(WORK REQUIRED) Retrieve all lines below that have the string "NVIDIA".

(SOURCE DATA)
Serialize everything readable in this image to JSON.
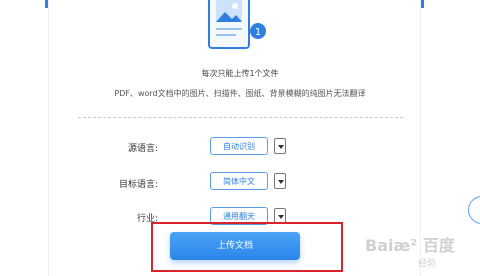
{
  "upload_area": {
    "line1": "每次只能上传1个文件",
    "line2": "PDF、word文档中的图片、扫描件、图纸、背景模糊的纯图片无法翻译",
    "badge": "1"
  },
  "form": {
    "source_label": "源语言:",
    "source_value": "自动识别",
    "target_label": "目标语言:",
    "target_value": "简体中文",
    "industry_label": "行业:",
    "industry_value": "通用翻天"
  },
  "upload_button": "上传文档",
  "watermark": {
    "main": "Baiæ² 百度",
    "sub": "经验"
  },
  "colors": {
    "accent": "#2f7fe0",
    "highlight": "#d9232b"
  }
}
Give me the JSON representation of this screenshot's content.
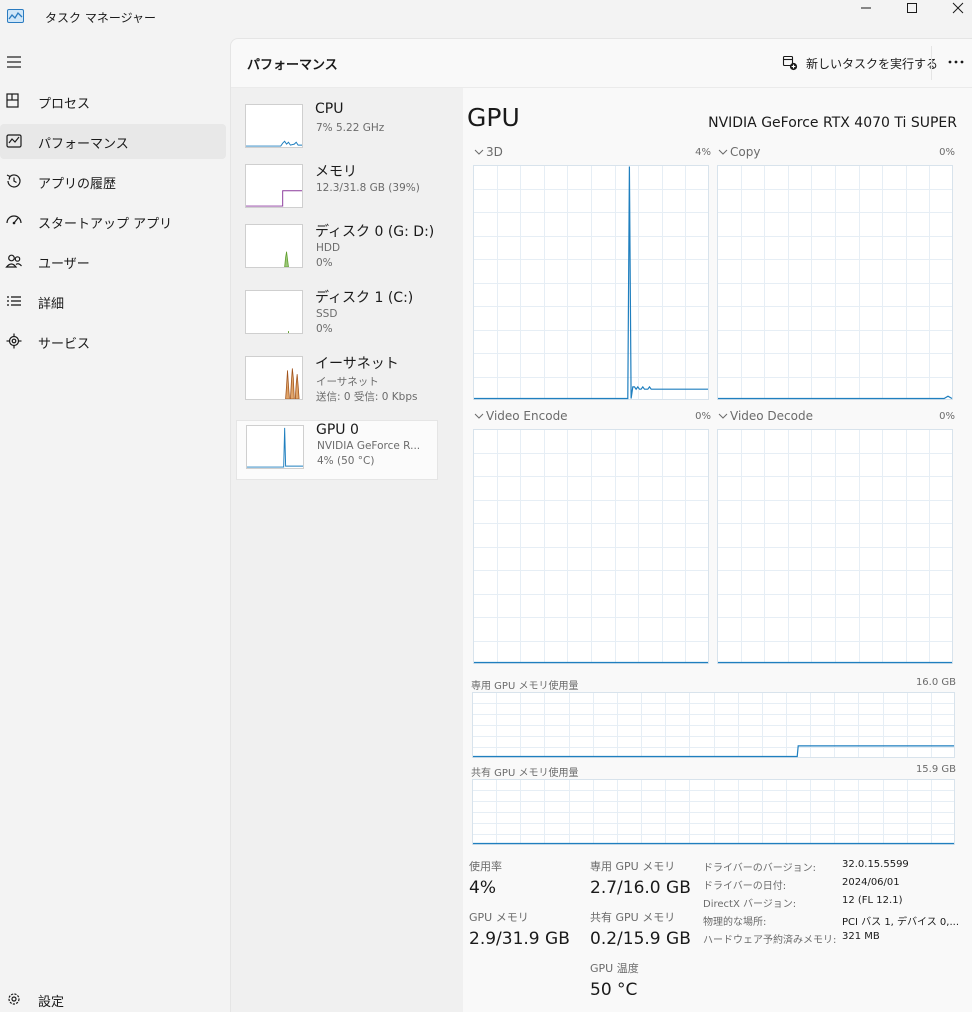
{
  "window": {
    "title": "タスク マネージャー",
    "accent": "#1f7fbf"
  },
  "sidebar": {
    "items": [
      {
        "label": "プロセス",
        "icon": "processes-icon",
        "selected": false
      },
      {
        "label": "パフォーマンス",
        "icon": "performance-icon",
        "selected": true
      },
      {
        "label": "アプリの履歴",
        "icon": "history-icon",
        "selected": false
      },
      {
        "label": "スタートアップ アプリ",
        "icon": "startup-icon",
        "selected": false
      },
      {
        "label": "ユーザー",
        "icon": "users-icon",
        "selected": false
      },
      {
        "label": "詳細",
        "icon": "details-icon",
        "selected": false
      },
      {
        "label": "サービス",
        "icon": "services-icon",
        "selected": false
      }
    ],
    "settings_label": "設定"
  },
  "header": {
    "title": "パフォーマンス",
    "new_task_label": "新しいタスクを実行する"
  },
  "devices": [
    {
      "name": "CPU",
      "sub1": "7%  5.22 GHz",
      "sub2": "",
      "color": "#1f7fbf"
    },
    {
      "name": "メモリ",
      "sub1": "12.3/31.8 GB (39%)",
      "sub2": "",
      "color": "#8b3a9c"
    },
    {
      "name": "ディスク 0 (G: D:)",
      "sub1": "HDD",
      "sub2": "0%",
      "color": "#5e9e2a"
    },
    {
      "name": "ディスク 1 (C:)",
      "sub1": "SSD",
      "sub2": "0%",
      "color": "#5e9e2a"
    },
    {
      "name": "イーサネット",
      "sub1": "イーサネット",
      "sub2": "送信: 0 受信: 0 Kbps",
      "color": "#a0521a"
    },
    {
      "name": "GPU 0",
      "sub1": "NVIDIA GeForce R...",
      "sub2": "4% (50 °C)",
      "color": "#1f7fbf"
    }
  ],
  "gpu": {
    "title": "GPU",
    "model": "NVIDIA GeForce RTX 4070 Ti SUPER",
    "engines": [
      {
        "name": "3D",
        "pct": "4%"
      },
      {
        "name": "Copy",
        "pct": "0%"
      },
      {
        "name": "Video Encode",
        "pct": "0%"
      },
      {
        "name": "Video Decode",
        "pct": "0%"
      }
    ],
    "dedicated_label": "専用 GPU メモリ使用量",
    "dedicated_max": "16.0 GB",
    "shared_label": "共有 GPU メモリ使用量",
    "shared_max": "15.9 GB",
    "stats": {
      "utilization_label": "使用率",
      "utilization_value": "4%",
      "gpu_memory_label": "GPU メモリ",
      "gpu_memory_value": "2.9/31.9 GB",
      "dedicated_memory_label": "専用 GPU メモリ",
      "dedicated_memory_value": "2.7/16.0 GB",
      "shared_memory_label": "共有 GPU メモリ",
      "shared_memory_value": "0.2/15.9 GB",
      "temp_label": "GPU 温度",
      "temp_value": "50 °C"
    },
    "properties": [
      {
        "label": "ドライバーのバージョン:",
        "value": "32.0.15.5599"
      },
      {
        "label": "ドライバーの日付:",
        "value": "2024/06/01"
      },
      {
        "label": "DirectX バージョン:",
        "value": "12 (FL 12.1)"
      },
      {
        "label": "物理的な場所:",
        "value": "PCI バス 1, デバイス 0,..."
      },
      {
        "label": "ハードウェア予約済みメモリ:",
        "value": "321 MB"
      }
    ]
  },
  "chart_data": [
    {
      "type": "line",
      "name": "3D",
      "ylim": [
        0,
        100
      ],
      "values": [
        0,
        0,
        0,
        0,
        0,
        0,
        0,
        0,
        0,
        0,
        0,
        0,
        0,
        0,
        0,
        0,
        0,
        0,
        0,
        0,
        0,
        0,
        0,
        0,
        0,
        0,
        0,
        0,
        0,
        0,
        0,
        0,
        0,
        0,
        0,
        0,
        0,
        0,
        0,
        0,
        0,
        0,
        0,
        0,
        0,
        0,
        0,
        0,
        0,
        0,
        0,
        0,
        0,
        0,
        0,
        0,
        0,
        0,
        0,
        0,
        0,
        0,
        0,
        0,
        0,
        0,
        0,
        0,
        0,
        0,
        0,
        0,
        0,
        0,
        0,
        0,
        0,
        0,
        0,
        0,
        0,
        0,
        0,
        0,
        0,
        0,
        0,
        0,
        0,
        0,
        0,
        0,
        0,
        100,
        0,
        5,
        5,
        4,
        5,
        4,
        4,
        5,
        4,
        4,
        4,
        5,
        4,
        4,
        4,
        4,
        4,
        4,
        4,
        4,
        4,
        4,
        4,
        4,
        4,
        4,
        4,
        4,
        4,
        4,
        4,
        4,
        4,
        4,
        4,
        4,
        4,
        4,
        4,
        4,
        4,
        4,
        4,
        4,
        4,
        4,
        4
      ]
    },
    {
      "type": "line",
      "name": "Copy",
      "ylim": [
        0,
        100
      ],
      "values": [
        0,
        0,
        0,
        0,
        0,
        0,
        0,
        0,
        0,
        0,
        0,
        0,
        0,
        0,
        0,
        0,
        0,
        0,
        0,
        0,
        0,
        0,
        0,
        0,
        0,
        0,
        0,
        0,
        0,
        0,
        0,
        0,
        0,
        0,
        0,
        0,
        0,
        0,
        0,
        0,
        0,
        0,
        0,
        0,
        0,
        0,
        0,
        0,
        0,
        0,
        0,
        0,
        0,
        0,
        0,
        0,
        0,
        0,
        1,
        0
      ]
    },
    {
      "type": "line",
      "name": "Video Encode",
      "ylim": [
        0,
        100
      ],
      "values": [
        0,
        0
      ]
    },
    {
      "type": "line",
      "name": "Video Decode",
      "ylim": [
        0,
        100
      ],
      "values": [
        0,
        0
      ]
    },
    {
      "type": "line",
      "name": "dedicated",
      "ylim": [
        0,
        16.0
      ],
      "values": [
        0,
        0,
        0,
        0,
        0,
        0,
        0,
        0,
        0,
        0,
        0,
        0,
        0,
        0,
        0,
        0,
        0,
        0,
        0,
        0,
        0,
        0,
        0,
        0,
        0,
        0,
        0,
        0,
        0,
        0,
        0,
        0,
        0,
        0,
        0,
        0,
        0,
        0,
        0,
        0,
        0,
        0,
        0,
        0,
        0,
        0,
        0,
        0,
        0,
        0,
        0,
        0,
        0,
        0,
        0,
        0,
        0,
        0,
        0,
        0,
        0,
        0,
        0,
        0,
        0,
        0,
        0,
        0,
        0,
        0,
        0,
        0,
        0,
        0,
        0,
        0,
        0,
        0,
        0,
        0,
        0,
        0,
        0,
        0,
        0,
        0,
        0,
        0,
        0,
        0,
        0,
        0,
        0,
        0,
        0,
        0,
        0,
        0,
        0,
        0,
        0,
        0,
        0,
        0,
        0,
        0,
        0,
        0,
        0,
        0,
        0,
        0,
        0,
        0,
        0,
        0,
        0,
        0,
        0,
        0,
        0,
        0,
        0,
        0,
        0,
        0,
        0,
        0,
        0,
        0,
        0,
        0,
        0,
        0,
        0,
        0,
        0,
        0,
        0,
        0,
        0,
        0,
        0,
        0,
        0,
        0,
        0,
        0,
        0,
        0,
        0,
        0,
        0,
        0,
        0,
        0,
        0,
        0,
        0,
        0,
        0,
        0,
        0,
        0,
        0,
        0,
        0,
        0,
        0,
        0,
        0,
        0,
        0,
        0,
        0,
        0,
        0,
        0,
        0,
        0,
        0,
        0,
        0,
        0,
        0,
        0,
        0,
        0,
        0,
        0,
        0,
        0,
        0,
        0,
        0,
        0,
        0,
        0,
        0,
        0,
        0,
        0,
        0,
        0,
        0,
        0,
        0,
        0,
        0,
        0,
        0,
        0,
        0,
        0,
        0,
        0,
        0,
        0,
        0,
        0,
        0,
        0,
        0,
        0,
        0,
        0,
        0,
        0,
        0,
        0,
        0,
        0,
        0,
        0,
        0,
        0,
        0,
        0,
        0,
        0,
        0,
        0,
        0,
        0,
        0,
        0,
        0,
        0,
        0,
        0,
        0,
        0,
        0,
        0,
        0,
        0,
        0,
        0,
        0,
        0,
        0,
        0,
        0,
        0,
        0,
        0,
        0,
        0,
        0,
        0,
        0,
        0,
        0,
        0,
        0,
        0,
        0,
        0,
        0,
        0,
        0,
        0,
        0,
        0,
        0,
        0,
        0,
        0,
        0,
        0,
        0,
        0,
        0,
        0,
        0,
        0,
        0,
        0,
        0,
        0,
        0,
        0,
        0,
        0,
        0,
        0,
        0,
        0,
        0,
        0,
        0,
        0,
        0,
        0,
        0,
        0,
        0,
        0,
        0,
        0,
        0,
        0,
        0,
        0,
        0,
        0,
        0,
        0,
        0,
        0,
        0,
        0,
        0,
        0,
        0,
        0,
        0,
        0,
        2.7,
        2.7,
        2.7,
        2.7,
        2.7,
        2.7,
        2.7,
        2.7,
        2.7,
        2.7,
        2.7,
        2.7,
        2.7,
        2.7,
        2.7,
        2.7,
        2.7,
        2.7,
        2.7,
        2.7,
        2.7,
        2.7,
        2.7,
        2.7,
        2.7,
        2.7,
        2.7,
        2.7,
        2.7,
        2.7,
        2.7,
        2.7,
        2.7,
        2.7,
        2.7,
        2.7,
        2.7,
        2.7,
        2.7,
        2.7,
        2.7,
        2.7,
        2.7,
        2.7,
        2.7,
        2.7,
        2.7,
        2.7,
        2.7,
        2.7,
        2.7,
        2.7,
        2.7,
        2.7,
        2.7,
        2.7,
        2.7,
        2.7,
        2.7,
        2.7,
        2.7,
        2.7,
        2.7,
        2.7,
        2.7,
        2.7,
        2.7,
        2.7,
        2.7,
        2.7,
        2.7,
        2.7,
        2.7,
        2.7,
        2.7,
        2.7,
        2.7,
        2.7,
        2.7,
        2.7,
        2.7,
        2.7,
        2.7,
        2.7,
        2.7,
        2.7,
        2.7,
        2.7,
        2.7,
        2.7,
        2.7,
        2.7,
        2.7,
        2.7,
        2.7,
        2.7,
        2.7,
        2.7,
        2.7,
        2.7,
        2.7,
        2.7,
        2.7,
        2.7,
        2.7,
        2.7,
        2.7,
        2.7,
        2.7,
        2.7,
        2.7,
        2.7,
        2.7,
        2.7,
        2.7,
        2.7,
        2.7,
        2.7,
        2.7,
        2.7,
        2.7,
        2.7,
        2.7,
        2.7,
        2.7,
        2.7,
        2.7,
        2.7,
        2.7,
        2.7,
        2.7,
        2.7,
        2.7,
        2.7,
        2.7,
        2.7,
        2.7,
        2.7,
        2.7,
        2.7,
        2.7,
        2.7,
        2.7,
        2.7,
        2.7,
        2.7,
        2.7,
        2.7,
        2.7,
        2.7,
        2.7,
        2.7,
        2.7,
        2.7,
        2.7,
        2.7,
        2.7,
        2.7,
        2.7,
        2.7,
        2.7,
        2.7,
        2.7
      ]
    },
    {
      "type": "line",
      "name": "shared",
      "ylim": [
        0,
        15.9
      ],
      "values": [
        0,
        0
      ]
    }
  ]
}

(RESPONSE TO THIS EXERCISE)
      "sub1": "NVIDIA GeForce R...",
    "model": "NVIDIA GeForce RTX 4070 Ti SUPER",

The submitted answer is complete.